- [Source material]
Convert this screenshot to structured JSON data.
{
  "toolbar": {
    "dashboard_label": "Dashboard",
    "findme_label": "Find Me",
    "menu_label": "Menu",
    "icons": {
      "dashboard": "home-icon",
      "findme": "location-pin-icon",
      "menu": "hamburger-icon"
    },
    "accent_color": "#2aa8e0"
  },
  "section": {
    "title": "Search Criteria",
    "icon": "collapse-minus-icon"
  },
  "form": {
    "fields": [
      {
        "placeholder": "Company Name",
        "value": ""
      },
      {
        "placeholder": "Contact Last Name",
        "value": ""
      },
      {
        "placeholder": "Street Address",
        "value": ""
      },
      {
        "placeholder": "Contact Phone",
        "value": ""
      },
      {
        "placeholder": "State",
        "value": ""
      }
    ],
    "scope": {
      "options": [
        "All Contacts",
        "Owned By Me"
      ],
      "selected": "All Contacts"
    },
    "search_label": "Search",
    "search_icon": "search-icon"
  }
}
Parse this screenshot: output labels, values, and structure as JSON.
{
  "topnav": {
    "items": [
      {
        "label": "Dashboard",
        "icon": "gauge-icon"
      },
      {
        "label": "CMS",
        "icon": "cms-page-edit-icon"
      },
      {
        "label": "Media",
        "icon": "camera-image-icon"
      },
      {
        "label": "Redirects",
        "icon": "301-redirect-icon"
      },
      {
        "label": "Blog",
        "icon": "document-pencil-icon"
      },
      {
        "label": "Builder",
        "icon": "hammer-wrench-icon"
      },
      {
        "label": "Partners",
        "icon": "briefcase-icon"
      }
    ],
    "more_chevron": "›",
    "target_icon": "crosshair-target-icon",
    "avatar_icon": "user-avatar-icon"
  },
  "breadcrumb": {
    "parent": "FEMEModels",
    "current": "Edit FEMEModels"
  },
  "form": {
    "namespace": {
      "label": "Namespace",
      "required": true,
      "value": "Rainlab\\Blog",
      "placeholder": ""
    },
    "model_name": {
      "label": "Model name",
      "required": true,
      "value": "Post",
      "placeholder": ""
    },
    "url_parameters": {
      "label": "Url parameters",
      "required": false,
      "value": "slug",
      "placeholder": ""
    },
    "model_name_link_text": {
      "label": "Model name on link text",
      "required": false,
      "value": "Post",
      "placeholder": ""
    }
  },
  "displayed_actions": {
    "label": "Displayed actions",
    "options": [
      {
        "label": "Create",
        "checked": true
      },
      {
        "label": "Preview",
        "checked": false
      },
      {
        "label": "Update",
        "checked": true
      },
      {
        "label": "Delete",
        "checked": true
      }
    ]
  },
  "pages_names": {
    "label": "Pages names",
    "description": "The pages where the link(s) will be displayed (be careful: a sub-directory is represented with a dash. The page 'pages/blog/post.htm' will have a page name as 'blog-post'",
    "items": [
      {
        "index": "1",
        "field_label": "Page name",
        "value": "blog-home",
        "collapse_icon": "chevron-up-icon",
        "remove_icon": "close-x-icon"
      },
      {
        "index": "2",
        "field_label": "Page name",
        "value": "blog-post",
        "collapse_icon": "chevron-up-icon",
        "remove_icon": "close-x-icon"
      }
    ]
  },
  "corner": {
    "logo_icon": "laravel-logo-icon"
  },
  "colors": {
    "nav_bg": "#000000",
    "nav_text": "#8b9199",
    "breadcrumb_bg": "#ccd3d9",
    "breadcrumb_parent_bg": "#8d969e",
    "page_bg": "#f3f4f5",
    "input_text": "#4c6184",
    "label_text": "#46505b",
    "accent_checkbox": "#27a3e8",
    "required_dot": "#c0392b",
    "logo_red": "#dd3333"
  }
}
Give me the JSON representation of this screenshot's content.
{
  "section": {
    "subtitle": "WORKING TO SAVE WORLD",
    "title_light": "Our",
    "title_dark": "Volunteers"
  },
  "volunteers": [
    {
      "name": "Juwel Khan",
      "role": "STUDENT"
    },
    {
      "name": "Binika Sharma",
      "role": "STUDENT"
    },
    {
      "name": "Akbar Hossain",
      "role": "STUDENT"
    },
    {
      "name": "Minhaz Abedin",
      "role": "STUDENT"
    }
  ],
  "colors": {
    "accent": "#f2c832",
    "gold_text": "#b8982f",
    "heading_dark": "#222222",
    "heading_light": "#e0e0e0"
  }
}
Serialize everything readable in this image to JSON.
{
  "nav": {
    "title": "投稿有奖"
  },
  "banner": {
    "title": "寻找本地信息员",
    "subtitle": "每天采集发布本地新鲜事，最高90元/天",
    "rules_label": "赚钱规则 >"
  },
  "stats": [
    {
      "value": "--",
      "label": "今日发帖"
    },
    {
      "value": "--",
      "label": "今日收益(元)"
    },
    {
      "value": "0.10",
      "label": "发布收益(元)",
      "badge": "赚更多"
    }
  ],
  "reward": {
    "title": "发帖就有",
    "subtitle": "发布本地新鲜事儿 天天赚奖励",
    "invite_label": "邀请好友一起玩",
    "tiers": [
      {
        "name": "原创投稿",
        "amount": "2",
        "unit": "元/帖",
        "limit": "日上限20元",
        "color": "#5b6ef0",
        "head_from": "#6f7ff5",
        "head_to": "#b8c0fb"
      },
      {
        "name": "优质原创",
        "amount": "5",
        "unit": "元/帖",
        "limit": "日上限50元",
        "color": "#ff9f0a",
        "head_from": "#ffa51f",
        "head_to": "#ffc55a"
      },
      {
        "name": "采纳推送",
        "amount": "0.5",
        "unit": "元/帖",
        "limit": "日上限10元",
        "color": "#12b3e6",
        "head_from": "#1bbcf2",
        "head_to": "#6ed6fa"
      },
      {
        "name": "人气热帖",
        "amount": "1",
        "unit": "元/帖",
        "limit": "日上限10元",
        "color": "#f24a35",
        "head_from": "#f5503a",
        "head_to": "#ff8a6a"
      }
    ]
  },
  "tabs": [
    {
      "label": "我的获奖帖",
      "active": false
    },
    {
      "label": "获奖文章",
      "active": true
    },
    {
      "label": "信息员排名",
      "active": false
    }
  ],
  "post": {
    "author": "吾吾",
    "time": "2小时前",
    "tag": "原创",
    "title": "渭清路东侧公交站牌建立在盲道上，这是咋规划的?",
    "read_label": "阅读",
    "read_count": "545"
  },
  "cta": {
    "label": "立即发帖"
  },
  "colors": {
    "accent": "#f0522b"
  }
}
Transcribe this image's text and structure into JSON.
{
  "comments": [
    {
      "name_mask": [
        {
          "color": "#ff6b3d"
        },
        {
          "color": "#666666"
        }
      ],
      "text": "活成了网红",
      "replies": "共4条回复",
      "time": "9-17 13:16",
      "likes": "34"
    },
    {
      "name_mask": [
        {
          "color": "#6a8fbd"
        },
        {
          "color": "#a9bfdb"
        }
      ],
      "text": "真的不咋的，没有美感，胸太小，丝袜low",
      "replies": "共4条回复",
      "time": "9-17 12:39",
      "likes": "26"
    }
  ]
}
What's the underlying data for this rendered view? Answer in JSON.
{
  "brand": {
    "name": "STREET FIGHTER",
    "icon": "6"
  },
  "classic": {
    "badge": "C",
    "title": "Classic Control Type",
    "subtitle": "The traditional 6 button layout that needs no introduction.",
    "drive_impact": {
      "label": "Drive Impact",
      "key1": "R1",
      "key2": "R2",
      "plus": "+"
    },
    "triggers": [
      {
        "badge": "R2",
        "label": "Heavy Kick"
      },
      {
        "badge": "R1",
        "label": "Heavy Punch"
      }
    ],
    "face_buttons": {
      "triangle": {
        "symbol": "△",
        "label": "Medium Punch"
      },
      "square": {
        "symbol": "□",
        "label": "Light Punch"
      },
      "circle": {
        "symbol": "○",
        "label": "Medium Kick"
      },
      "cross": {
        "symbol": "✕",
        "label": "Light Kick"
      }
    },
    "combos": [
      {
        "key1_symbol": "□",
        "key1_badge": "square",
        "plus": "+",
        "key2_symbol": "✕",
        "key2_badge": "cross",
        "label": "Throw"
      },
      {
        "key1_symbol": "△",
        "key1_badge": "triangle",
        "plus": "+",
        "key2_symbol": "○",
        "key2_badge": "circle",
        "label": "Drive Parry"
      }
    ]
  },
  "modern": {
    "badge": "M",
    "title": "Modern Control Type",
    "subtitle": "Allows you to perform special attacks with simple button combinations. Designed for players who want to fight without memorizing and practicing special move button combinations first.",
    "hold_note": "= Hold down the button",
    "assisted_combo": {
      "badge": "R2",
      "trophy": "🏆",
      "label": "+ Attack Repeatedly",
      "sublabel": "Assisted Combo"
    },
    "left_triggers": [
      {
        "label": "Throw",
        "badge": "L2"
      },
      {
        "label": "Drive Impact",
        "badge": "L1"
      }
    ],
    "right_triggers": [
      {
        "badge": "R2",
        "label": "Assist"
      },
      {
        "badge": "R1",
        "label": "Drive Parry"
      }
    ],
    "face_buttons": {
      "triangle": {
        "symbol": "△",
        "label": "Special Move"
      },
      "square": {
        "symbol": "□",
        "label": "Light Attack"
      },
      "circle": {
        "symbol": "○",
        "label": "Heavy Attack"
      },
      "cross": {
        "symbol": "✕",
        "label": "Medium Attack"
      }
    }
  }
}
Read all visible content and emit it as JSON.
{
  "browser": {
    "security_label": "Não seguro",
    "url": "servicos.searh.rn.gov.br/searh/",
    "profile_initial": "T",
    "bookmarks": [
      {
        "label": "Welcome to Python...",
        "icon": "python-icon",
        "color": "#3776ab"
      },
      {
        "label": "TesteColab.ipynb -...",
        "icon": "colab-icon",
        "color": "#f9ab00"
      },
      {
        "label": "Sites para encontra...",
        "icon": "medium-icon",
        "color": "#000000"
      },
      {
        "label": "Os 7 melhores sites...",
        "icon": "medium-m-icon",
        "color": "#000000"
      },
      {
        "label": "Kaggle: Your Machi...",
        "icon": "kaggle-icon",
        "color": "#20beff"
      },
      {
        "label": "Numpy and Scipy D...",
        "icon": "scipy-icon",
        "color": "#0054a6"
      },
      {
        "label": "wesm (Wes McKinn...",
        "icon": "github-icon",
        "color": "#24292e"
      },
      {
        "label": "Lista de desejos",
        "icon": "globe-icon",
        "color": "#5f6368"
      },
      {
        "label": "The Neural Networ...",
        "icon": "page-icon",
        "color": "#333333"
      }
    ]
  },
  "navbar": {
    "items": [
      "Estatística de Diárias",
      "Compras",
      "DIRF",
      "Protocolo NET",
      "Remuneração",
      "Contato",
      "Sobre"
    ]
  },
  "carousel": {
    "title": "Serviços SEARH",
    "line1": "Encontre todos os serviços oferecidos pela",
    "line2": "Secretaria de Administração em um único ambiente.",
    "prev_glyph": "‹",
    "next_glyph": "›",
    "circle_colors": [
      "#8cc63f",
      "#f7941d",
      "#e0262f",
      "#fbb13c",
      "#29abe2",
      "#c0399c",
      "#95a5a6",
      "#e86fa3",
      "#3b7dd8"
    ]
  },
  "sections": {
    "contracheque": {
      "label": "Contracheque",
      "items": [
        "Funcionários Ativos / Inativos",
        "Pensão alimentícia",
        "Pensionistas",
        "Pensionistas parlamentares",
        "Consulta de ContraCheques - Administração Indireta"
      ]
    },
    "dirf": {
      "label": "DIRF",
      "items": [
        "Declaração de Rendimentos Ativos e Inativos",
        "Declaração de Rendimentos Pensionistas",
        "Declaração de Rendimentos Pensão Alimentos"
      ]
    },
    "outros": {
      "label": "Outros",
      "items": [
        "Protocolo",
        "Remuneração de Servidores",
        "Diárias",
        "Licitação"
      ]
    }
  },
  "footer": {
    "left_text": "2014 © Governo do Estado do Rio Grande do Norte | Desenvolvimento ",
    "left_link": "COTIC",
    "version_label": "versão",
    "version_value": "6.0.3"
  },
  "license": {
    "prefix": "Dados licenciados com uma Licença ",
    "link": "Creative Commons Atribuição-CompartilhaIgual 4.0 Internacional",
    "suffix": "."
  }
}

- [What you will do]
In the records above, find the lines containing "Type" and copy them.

- [Response]
    "title": "Classic Control Type",
    "title": "Modern Control Type",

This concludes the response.